Directions
In the entries below, find every line with "desc" and copy it.

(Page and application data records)

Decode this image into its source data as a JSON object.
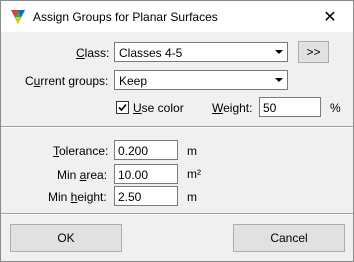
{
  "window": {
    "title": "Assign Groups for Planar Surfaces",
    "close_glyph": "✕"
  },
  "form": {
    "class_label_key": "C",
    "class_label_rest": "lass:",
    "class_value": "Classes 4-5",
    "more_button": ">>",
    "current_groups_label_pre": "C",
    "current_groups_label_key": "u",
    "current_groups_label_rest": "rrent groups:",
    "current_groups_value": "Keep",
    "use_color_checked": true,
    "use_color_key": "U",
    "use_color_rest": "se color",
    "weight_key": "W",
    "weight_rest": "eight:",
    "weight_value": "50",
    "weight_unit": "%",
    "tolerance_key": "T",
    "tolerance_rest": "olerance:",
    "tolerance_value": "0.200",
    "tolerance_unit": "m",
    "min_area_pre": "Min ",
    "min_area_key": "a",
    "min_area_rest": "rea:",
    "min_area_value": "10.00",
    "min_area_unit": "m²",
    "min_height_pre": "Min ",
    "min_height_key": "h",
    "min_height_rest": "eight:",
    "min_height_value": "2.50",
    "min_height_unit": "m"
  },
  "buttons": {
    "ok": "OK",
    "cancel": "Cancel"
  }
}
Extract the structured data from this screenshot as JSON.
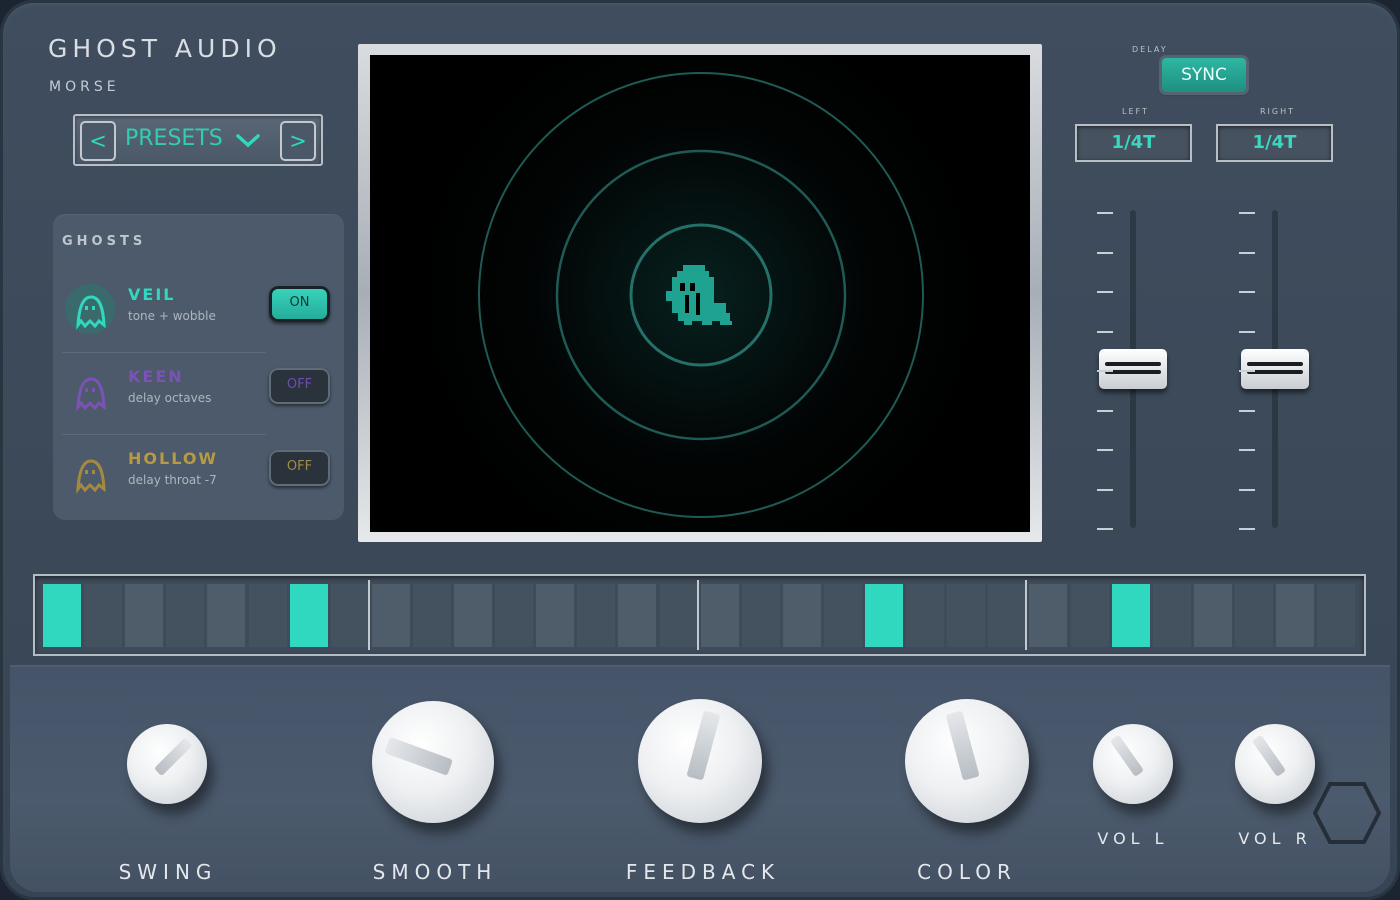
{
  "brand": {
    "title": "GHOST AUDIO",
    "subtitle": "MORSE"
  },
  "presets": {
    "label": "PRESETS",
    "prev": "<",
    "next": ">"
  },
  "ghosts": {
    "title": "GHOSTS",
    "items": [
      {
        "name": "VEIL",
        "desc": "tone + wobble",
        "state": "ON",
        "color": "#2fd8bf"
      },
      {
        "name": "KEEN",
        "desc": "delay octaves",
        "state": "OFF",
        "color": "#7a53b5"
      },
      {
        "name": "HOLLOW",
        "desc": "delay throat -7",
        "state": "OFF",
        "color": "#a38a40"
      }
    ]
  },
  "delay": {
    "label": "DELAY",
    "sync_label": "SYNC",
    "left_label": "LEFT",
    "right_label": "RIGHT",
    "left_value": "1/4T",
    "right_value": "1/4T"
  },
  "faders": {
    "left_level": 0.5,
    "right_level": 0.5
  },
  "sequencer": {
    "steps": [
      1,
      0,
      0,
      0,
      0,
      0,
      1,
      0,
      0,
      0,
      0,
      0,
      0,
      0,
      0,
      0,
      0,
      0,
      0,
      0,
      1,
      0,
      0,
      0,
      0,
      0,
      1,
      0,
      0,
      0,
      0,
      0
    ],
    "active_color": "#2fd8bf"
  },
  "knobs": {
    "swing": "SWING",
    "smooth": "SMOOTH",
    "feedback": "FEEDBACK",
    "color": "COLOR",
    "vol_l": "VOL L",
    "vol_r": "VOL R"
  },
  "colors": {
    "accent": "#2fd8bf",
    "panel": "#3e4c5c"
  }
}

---

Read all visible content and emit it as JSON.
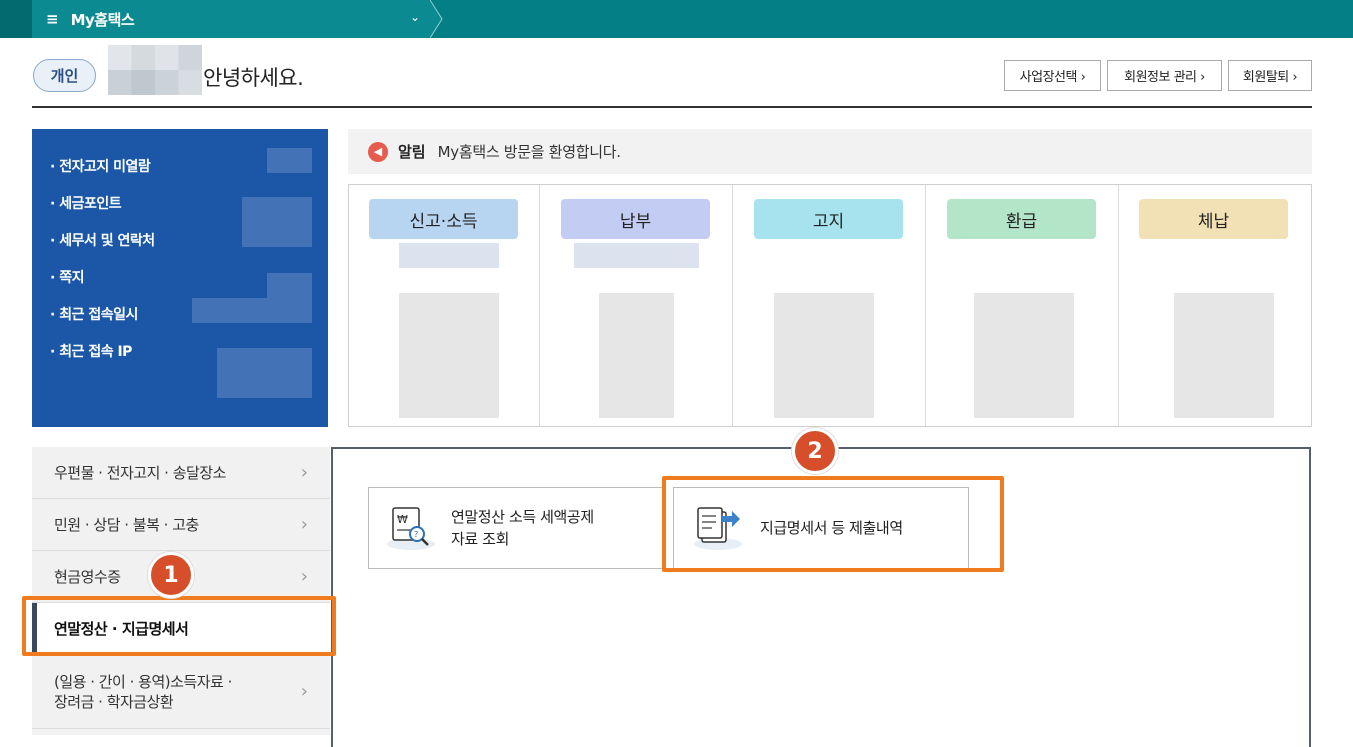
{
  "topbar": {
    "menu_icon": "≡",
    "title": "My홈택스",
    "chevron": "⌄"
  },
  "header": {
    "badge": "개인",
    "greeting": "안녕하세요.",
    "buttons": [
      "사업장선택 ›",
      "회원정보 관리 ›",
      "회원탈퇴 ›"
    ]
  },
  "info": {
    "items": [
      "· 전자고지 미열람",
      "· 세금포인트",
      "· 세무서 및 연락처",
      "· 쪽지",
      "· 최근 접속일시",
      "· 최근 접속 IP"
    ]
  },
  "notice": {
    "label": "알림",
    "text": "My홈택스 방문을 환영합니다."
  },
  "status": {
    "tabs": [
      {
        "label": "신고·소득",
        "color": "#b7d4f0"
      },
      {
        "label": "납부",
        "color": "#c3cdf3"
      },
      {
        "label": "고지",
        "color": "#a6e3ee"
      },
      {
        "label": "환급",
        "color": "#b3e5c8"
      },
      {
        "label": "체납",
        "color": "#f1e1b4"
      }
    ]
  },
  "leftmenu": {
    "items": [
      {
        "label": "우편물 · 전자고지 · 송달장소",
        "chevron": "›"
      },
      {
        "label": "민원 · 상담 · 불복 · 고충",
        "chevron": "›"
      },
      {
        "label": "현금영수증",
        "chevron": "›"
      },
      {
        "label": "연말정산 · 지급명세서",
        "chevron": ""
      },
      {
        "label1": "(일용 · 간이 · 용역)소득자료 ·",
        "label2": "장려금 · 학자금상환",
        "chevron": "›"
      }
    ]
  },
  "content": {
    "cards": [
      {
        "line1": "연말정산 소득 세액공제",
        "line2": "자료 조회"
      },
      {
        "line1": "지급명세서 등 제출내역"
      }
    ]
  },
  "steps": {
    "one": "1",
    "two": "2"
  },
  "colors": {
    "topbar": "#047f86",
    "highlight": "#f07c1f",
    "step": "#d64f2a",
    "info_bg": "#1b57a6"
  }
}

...

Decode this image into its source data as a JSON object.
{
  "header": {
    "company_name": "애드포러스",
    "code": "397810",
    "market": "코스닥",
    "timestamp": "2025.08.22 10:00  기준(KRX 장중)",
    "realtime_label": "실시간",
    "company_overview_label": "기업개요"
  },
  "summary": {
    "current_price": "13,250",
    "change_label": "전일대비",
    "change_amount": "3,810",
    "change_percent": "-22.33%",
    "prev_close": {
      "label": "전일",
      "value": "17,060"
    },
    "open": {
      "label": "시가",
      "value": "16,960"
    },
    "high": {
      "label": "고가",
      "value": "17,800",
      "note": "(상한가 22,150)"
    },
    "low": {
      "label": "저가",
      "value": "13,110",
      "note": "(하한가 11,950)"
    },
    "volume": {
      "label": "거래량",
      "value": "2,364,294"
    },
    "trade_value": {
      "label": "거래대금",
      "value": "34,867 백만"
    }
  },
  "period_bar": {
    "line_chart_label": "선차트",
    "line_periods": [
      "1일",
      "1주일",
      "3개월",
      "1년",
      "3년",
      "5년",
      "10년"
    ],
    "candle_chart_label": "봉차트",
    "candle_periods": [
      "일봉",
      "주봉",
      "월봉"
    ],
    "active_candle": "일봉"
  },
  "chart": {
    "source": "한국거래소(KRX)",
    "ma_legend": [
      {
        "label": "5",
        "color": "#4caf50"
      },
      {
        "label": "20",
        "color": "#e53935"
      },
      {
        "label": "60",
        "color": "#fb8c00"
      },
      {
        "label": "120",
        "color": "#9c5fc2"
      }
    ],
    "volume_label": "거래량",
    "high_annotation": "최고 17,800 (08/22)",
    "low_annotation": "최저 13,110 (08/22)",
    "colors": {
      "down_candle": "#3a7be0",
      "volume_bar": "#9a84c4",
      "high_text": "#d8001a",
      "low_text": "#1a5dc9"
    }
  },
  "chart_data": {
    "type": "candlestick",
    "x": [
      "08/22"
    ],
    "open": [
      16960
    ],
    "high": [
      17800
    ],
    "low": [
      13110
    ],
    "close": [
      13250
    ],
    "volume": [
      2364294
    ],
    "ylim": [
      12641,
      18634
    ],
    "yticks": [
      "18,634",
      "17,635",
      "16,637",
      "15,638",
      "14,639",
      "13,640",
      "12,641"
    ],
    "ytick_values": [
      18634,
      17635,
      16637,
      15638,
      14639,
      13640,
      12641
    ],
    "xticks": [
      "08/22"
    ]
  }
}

Result for this task
        "desc": "tone + wobble",
        "desc": "delay octaves",
        "desc": "delay throat -7",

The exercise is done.